Still, I suppose we have to think of far-flung future generations and the tribulations they would face as a result of being invaded or zapped by aliens, if only we are silly enough to reveal our presence. In fact, I don’t know whether we shouldn’t shut down every sign of advanced civilisation lest they detect us. At once, all of a sudden, Agenda 21 begins to make perfect sense. It is a defensive measure against potential alien onslaughts.

Another problem with project Breakthrough Listen is that it will merely scratch the surface. According to US planetary scientist Dr Sara Seager, one hundred galaxies is about one billionth of the number of galaxies in the universe. All of that putative teeming life within very distant galaxies, including any within the most recently discovered galaxy (with the catchy name of z8_GND_5296) — about 30 billion light-years away as the crow flies — will remain undiscoverable. On the other hand, in a sense, this is promising.

If, after ten years of listening, nothing is heard from the nearest 100 galaxies, the sky is the limit, literally. More billionaires will have scope to employ more astronomers and cosmologists to search the next 100 galaxies, and so on, as telescopes improve; almost into infinity. Moreover, finding life at greater distances from earth will make extraterrestrial invasion less likely; which will be a Godsend.

Peter Smith, a frequent Quadrant Online contributor, is the author of Bad Economics

Comments [2]

  1. en passant says:

    Peter,
    Your most interesting observation was that if they are a billion years ahead of us, why have they not contacted us? Of course, as we all know, they already have (you must have heard of Roswell …).
    Anyway, it appears that the Green Zombie virus containing the seeds of our own destruction as a species is already spreading. Most curiously this brain-eating virus transfers itself in UN Treaties, Agenda-21, FTA’s and Orwellian politics.
    On my escape flight from Oz this week (apart from leaving tonnes of CO2 contrails) I watched a rather enjoyable film called “The Kingsman” in which the extreme ‘progressive’ Samuel L. Jackson plays himself as a megalomaniac who wants to control the world through an elite (for arguments sake, let’s call it the UN led by ‘Big Brother’ K07). The problems the UN (sorry, Jackson) needs to solve are climate change and overpopulation. His solution is to kill the vast majority of the world population and then have the reduced number of proles serve their elite masters. It was only at the end, when the world is saved from Jackson that I concluded it was not a documentary. How do I know? Well, the film had a happy ending …

  2. Bill Martin says:
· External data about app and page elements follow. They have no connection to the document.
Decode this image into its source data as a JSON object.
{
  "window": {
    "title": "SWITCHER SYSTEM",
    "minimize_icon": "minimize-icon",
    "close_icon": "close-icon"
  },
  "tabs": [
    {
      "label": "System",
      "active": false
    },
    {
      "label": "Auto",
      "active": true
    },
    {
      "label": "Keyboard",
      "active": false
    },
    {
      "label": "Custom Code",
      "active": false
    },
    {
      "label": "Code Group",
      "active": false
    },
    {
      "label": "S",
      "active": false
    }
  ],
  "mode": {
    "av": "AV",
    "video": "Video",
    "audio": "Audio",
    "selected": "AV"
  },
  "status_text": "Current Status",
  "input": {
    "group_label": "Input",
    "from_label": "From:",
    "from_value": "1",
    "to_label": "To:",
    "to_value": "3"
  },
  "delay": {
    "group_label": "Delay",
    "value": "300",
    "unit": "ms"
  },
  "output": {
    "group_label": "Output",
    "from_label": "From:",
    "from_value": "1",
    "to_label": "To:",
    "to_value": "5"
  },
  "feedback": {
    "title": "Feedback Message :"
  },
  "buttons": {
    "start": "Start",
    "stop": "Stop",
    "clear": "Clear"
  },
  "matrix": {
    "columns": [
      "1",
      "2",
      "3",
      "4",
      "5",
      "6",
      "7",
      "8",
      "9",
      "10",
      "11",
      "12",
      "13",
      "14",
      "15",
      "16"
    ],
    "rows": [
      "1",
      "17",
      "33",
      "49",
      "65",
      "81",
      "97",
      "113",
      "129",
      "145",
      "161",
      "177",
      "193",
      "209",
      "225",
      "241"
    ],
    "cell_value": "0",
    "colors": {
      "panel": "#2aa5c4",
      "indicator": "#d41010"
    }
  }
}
    The immediate reaction of yours truely whenever the notion of searching for extraterrestrial life is: What’s the bleeding point? Never have I heard a single practical reason for making the effort. Contemplating the idea of whether there is life elsewhere in the Universe would seem a reasonable subject to muse over. But wasting time and money on it is absolutely daft. Seeking to understand the origin of life has far more merit, although those of us believing in a supreme creator are utterly comfortable with our take on that subject. This is a prime example that having a brilliant intellect does not always equate with being a practicable thinker. Having said that, let me add that Peter’s article is an interesting read on the subject. Of course, we expect nothing less, do we?